The Institute for Fiscal Studies (IFS) was founded in 1969. For the last 50 years, we have been fortunate to employ some of the brightest and best researchers and have collaborated with renowned academics on new economic theories and techniques as well as providing high quality, politically independent commentary and analysis to policy-makers and the media. Initially established to inform and improve UK tax policy-making through evidence and research, our remit and expertise has significantly widened over time. We now cover important topics such as education, health, public finances, retirement, consumer behaviour, overseas development, tax, inequality and poverty and we aim to freely publish all of our research and much of our data so that other researchers and those working in relevant fields can fully scrutinise and benefit from our work.
"I remain as convinced today of the need for, and value of, organisations like the Institute for Fiscal Studies, as did its founders just over half a century ago."
Paul Johnson, IFS Director
Moving forwards, we are now established as the UK’s leading independent microeconomic research institute and we are also an award-winning 'think-tank'. In 2018, we were awarded prestigious 'Institute' status from the Economic and Social Research Council (ESRC), recognising us as a "global centre of excellence" that has made a significant contribution to the social science landscape. That same year, we were cited in excess of 30,000 times by the UK media and we helped to inform policy debate through hundreds of broadcast interviews and a large series of public events, workshops and conferences. We gave policy evidence in England, Scotland, Wales and Northern Ireland and researchers played key roles in the Social Security Advisory Committee, Intergenerational Commission and Social Metrics Commission amongst others.
It is this reputation for academic rigour, policy impact, high quality communications and absolute independence that we are exceptionally proud of and we look forward to another 50 years of working closely with stakeholders from academia, third sector, business, the media and government with the ultimate aim of championing good evidence and improving the way that policies are designed and evaluated.
The British economy is going to face a number of big issues over the next fifty years. Whether it is reforming the tax and benefit system, managing an ageing population, or preparing for the workplace of the future, there are plenty of challenges and opportunities ahead.
This series of events, organised to mark our 50th anniversary, will draw on our experience to consider these big issues and discuss what evidence-based analysis can tell us about how to understand and respond to them. Each event will feature expert insight from IFS researchers and key commentators, each of whom will discuss likely developments, opportunities and challenges for policy in the years to come.
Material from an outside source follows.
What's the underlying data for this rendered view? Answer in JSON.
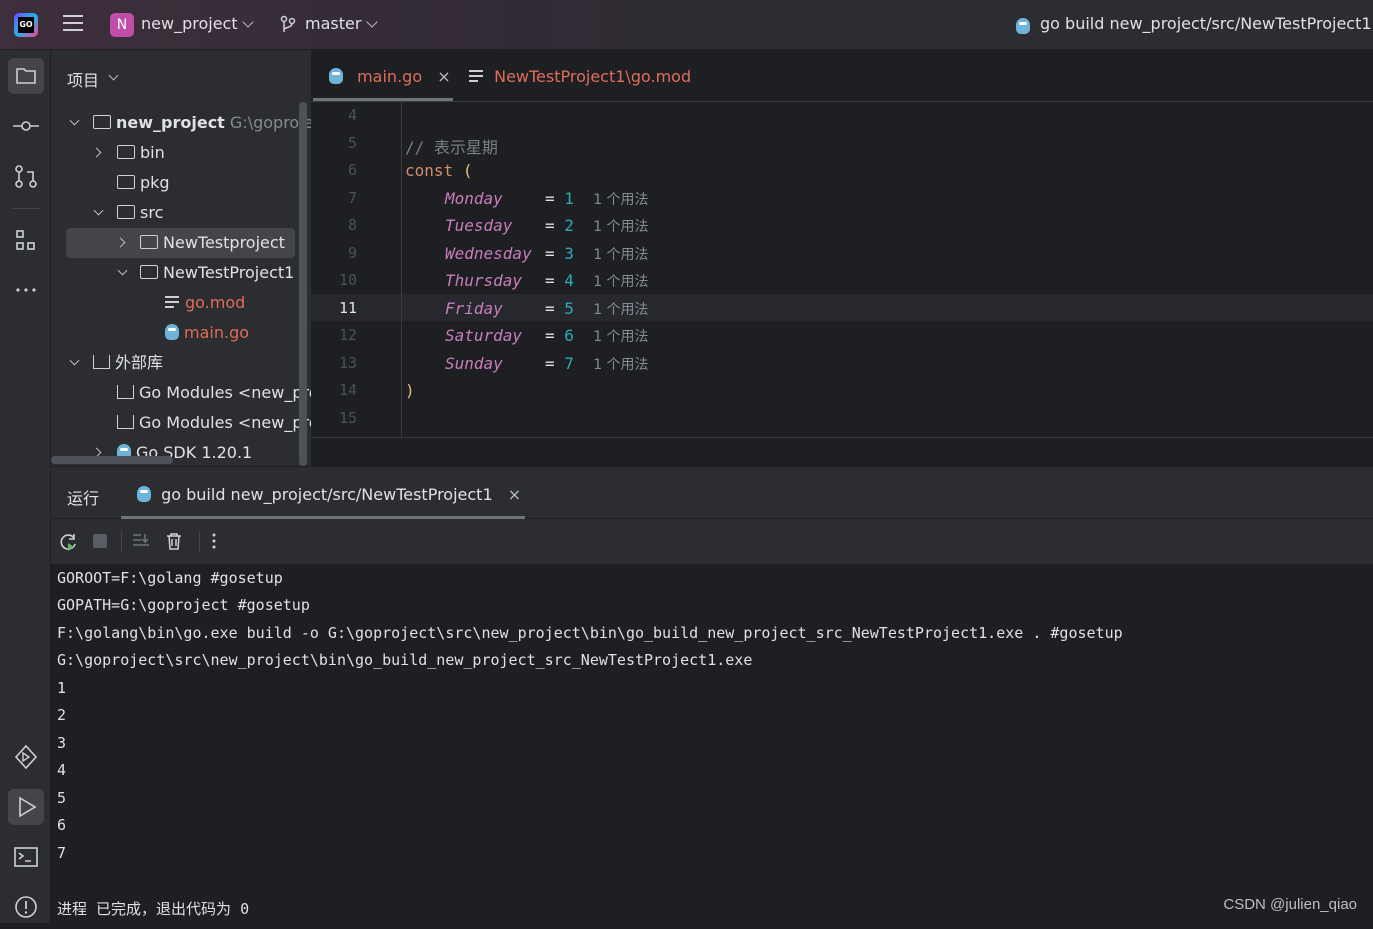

3rd April: The future of tax
25th June: The future of income in retirement
28th October: The future of education (More information coming soon)
3rd December: The future shape of the state (More information coming soon)
All events will be held at the Royal Institution in central London from 18:30 – 20:00, and will be followed by a drinks reception. For more information on each, and to book your place, please visit the individual event pages by clicking on the topics above.
For our first event, we discussed the future of benefits. Watch the full session below.
On the evening of 9th May (18:30 - 22:00), we'll be celebrating our 50th anniversary with a public event and drinks reception at One Birdcage Walk in Westminster, where a panel of past and present IFS Directors and researchers will look back at the history of IFS and ahead to the big economic challenges that we'll be covering over the next 50 years. We are delighted that Robert Chote (OBR), Evan Davis (BBC), Andrew Dilnot, John Kay and Jennifer Rubin (ESRC) will be joining us on the evening.
If you would like to come and celebrate our birthday with us, please email us at email@example.com to secure a place.
To commemorate our 50th anniversary, Paul Johnson reflects on why independent thinking is essential for holding governments to account and bridging the gap between academia and policymakers.